University of Toronto full professors earn the highest salaries on average in Canada, according to a report released by Statistics Canada.

The report showed that most Canadian universities pay salaries above $100,000 to tenured Professors. UofT averages $150,381 for Full Professors, including dental and medical. The University of Calgary came in second with full professors paid an average of $146,809. The University of British Columbia followed with $146,422.

The 2007/2008 report also listed the average salaries for Associate Professors and Assistant Professors. All ranks combined, including Deans, UofT still made the top of the list, averaging $122,159.

James Turk, Executive Director of the Canadian Association for University Teachers, thinks UofT’s lead in the report is owing to their endowments, prestige and international standing.

“Large research universities pay the highest salaries,” Turk said. “The faculty at large at a research university are better known and in a more competitive situation.” This, he says, leads to a more select pool of professors, who are highly paid for the institution they represent.

Alex Greco, a third year Political Science student at UofT thinks that the high salaries are qualified by the education level he receives. “It hasn’t been perfect [though],” he adds. “I’ve had the odd professor […] especially those on tenure who like to [just talk] when lecturing, don’t care how students progress […] and only care about the research.”

Turk does not think there is a particular relation between high salaries and better professors. “It’s not that they are better or worse [at other universities] it is just a [matter of] prestige which equals more competition in general.” He added that professors at many universities could be just as good.

Aled Edwards, a UofT Professor at the Banting and Best Department of Medical Research, agrees that salaries will be higher in an institution that ranks so highly in Canada. UofT, he says, attempts to put together a dream team. To recruit the best, salaries are a big incentive.

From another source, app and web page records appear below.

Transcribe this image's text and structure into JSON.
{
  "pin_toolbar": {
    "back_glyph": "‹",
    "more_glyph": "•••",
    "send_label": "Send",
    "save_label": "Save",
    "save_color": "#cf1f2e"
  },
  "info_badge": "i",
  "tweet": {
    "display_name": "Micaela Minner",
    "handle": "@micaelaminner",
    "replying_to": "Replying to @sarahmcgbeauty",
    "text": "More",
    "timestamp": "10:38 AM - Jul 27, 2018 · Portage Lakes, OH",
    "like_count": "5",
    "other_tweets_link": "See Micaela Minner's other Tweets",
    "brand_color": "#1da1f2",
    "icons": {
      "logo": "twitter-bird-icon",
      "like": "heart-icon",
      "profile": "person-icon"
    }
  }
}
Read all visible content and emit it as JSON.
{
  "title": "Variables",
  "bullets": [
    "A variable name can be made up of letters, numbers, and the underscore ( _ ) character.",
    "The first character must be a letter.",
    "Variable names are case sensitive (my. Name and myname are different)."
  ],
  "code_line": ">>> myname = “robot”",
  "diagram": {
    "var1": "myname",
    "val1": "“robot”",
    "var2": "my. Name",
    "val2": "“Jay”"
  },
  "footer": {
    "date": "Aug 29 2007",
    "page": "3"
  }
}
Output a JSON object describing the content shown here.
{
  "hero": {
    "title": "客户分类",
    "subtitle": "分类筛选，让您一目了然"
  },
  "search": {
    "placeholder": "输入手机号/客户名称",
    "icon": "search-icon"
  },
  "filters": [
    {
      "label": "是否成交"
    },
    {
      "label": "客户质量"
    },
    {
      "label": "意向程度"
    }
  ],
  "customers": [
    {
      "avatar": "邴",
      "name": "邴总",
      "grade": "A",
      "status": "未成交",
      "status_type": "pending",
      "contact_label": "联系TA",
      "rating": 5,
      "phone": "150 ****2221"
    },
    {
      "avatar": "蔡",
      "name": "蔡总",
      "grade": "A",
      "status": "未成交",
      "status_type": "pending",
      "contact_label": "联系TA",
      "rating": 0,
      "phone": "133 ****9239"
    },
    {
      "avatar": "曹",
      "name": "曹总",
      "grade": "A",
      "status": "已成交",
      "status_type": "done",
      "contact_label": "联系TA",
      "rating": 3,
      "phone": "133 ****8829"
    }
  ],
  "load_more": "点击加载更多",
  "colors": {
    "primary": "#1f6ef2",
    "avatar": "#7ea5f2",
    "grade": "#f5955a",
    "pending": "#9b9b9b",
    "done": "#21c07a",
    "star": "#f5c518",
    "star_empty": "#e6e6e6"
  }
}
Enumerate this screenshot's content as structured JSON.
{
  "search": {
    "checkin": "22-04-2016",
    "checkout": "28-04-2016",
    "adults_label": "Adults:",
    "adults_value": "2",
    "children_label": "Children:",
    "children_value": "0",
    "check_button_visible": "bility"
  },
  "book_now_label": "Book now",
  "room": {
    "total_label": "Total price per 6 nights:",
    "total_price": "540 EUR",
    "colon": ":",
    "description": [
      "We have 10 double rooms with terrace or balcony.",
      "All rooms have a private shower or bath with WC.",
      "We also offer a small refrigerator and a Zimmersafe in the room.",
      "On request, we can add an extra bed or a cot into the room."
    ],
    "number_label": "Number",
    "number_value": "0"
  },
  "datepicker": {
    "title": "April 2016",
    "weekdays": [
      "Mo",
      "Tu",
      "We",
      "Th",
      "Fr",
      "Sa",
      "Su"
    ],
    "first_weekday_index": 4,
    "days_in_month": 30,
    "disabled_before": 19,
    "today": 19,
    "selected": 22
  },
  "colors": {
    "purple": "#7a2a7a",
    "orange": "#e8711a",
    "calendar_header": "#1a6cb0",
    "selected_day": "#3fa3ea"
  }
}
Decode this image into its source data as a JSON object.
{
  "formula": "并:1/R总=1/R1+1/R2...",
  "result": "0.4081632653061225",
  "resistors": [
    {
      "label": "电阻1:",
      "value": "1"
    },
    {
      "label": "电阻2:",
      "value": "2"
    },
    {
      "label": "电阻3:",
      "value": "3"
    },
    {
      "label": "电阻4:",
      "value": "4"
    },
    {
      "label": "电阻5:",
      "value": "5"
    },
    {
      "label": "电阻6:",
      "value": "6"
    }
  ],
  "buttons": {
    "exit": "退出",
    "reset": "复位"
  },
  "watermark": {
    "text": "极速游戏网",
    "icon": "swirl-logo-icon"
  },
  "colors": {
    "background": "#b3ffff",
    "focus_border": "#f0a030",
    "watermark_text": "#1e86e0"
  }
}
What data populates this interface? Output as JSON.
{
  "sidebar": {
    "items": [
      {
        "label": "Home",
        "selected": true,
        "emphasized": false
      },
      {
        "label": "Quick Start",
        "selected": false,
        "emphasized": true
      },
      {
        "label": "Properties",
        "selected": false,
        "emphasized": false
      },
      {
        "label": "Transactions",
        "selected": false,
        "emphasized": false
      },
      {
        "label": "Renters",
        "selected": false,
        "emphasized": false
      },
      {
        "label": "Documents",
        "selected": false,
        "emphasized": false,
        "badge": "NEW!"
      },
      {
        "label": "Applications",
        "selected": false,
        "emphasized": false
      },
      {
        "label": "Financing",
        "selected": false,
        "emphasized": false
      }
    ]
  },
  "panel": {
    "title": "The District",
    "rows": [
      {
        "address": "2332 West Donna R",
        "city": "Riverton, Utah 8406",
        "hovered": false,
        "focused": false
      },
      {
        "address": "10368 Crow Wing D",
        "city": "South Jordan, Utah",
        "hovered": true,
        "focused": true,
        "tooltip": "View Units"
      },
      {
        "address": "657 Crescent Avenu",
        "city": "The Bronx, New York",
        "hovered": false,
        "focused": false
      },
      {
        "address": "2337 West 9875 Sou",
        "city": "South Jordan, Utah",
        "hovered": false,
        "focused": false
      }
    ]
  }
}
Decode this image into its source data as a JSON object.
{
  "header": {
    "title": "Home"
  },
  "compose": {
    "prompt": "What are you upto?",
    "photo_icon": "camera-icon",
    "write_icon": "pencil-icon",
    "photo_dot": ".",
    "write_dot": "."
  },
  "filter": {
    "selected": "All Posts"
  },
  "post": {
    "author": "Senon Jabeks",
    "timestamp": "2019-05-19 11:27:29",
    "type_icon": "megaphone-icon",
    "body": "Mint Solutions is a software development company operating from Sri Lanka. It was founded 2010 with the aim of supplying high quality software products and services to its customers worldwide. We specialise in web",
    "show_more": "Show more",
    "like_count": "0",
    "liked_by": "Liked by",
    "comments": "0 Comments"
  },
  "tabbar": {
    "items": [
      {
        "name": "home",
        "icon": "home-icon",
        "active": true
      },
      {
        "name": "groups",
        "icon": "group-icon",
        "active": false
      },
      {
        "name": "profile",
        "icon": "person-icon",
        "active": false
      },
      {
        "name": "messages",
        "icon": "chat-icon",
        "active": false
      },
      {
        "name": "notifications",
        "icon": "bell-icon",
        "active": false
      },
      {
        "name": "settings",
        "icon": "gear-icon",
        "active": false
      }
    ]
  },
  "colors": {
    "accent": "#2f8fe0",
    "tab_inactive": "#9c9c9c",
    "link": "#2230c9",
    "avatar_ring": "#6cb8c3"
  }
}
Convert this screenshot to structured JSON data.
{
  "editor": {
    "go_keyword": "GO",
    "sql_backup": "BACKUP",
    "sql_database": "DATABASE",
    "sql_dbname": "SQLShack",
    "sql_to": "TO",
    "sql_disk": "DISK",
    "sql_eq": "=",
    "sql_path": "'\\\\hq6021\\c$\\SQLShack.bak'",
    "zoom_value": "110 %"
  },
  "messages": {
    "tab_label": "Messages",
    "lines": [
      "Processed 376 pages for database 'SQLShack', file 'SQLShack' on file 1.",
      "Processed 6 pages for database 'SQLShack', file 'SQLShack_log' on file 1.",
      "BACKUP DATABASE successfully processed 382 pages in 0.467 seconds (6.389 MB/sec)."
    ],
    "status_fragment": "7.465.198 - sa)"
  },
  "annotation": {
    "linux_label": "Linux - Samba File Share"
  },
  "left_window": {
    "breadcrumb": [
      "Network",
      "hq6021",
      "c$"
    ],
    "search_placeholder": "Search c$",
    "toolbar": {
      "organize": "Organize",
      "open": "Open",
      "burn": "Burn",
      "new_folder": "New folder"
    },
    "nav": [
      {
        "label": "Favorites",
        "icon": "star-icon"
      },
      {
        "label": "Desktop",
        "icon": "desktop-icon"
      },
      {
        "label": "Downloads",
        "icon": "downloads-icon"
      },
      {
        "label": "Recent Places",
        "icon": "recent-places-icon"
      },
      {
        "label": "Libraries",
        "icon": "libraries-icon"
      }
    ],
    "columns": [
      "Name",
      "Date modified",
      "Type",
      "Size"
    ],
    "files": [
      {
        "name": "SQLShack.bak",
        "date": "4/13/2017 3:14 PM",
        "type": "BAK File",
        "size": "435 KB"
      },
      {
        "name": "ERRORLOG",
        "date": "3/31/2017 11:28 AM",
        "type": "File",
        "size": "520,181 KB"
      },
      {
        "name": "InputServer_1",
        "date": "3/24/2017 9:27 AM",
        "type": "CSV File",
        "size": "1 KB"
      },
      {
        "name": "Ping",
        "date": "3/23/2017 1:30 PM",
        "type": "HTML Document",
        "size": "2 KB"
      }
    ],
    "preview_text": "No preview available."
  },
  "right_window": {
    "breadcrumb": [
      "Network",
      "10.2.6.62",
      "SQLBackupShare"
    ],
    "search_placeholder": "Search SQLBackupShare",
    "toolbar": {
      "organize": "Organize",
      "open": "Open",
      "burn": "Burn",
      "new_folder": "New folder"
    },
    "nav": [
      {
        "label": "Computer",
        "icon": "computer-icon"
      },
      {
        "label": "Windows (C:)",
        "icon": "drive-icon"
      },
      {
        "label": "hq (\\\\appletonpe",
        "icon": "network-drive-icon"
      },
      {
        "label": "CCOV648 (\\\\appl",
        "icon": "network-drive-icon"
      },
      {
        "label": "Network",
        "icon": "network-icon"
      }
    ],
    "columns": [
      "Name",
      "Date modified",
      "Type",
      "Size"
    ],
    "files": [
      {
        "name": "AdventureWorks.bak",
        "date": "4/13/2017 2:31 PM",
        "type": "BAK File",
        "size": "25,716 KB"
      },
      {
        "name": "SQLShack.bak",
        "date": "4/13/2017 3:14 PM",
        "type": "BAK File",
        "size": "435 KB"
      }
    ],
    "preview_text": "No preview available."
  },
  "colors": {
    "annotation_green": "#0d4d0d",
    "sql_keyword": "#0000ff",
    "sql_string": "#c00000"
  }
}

However, Edwards thinks that a simpler explanation for the salary levels is that Toronto is one of the most expensive cities in Canada to live in.

The StatsCan report, conducted by the federal agency’s Centre for Education Statistics, did not include the salaries of contract staff in its report.

Hiwot Telaye, a first year UofT economics student thinks contract staff should have been considered for a more accurate portrayal of the allocation of salaries. She finds her TAs much more approachable, adding that “If we could get the chance to build similar relationships with our professors we would get so much more out of our degrees than just the one way information transfer we get now.”

Turk thinks it is important to recognize that universities will also want to lower costs and cheapen labour and therefore poorly pay contract staff.

The report states that many factors can influence salaries, including qualifications and number of years teaching.

University of Toronto faculty with the highest salaries

1. Roger Martin – Dean of the Rotman School of Management, $388,335

2. Catharine Isobel Whiteside – Professor of Medicine, Dean of the Faculty of Medicine, $381,876.96

3. David Naylor – President of the University of Toronto, $380,100

4. Glen Whyte – Professor of Organizational Behavior, $368,265.96

5. Peter Pauly – Vice Dean of Research and Academic Resources, $362,886.90

6. Janice Stein – Professor of Political Science, Director of the School of Global Affairs, Professor of Conflict Management and Negotiation, $360,417.54

7. Aled Edwards – CEO Structural Genomics Consortium, Professor of the Banting and Best Department for Medical Research, $359,140.34

8. Richard Florida – Professor of Business Economics and Director of the Martin Prosperity Institute, $352,102.98

9. Cristina Amon – Professor and Dean of Applied Science and Engineering, $345,206.04

10. David Palmer – Vice President and Chief Advancement Officer, $339,191

Source: Ontario Ministry of Finance Public Sector Salary Disclosure 2010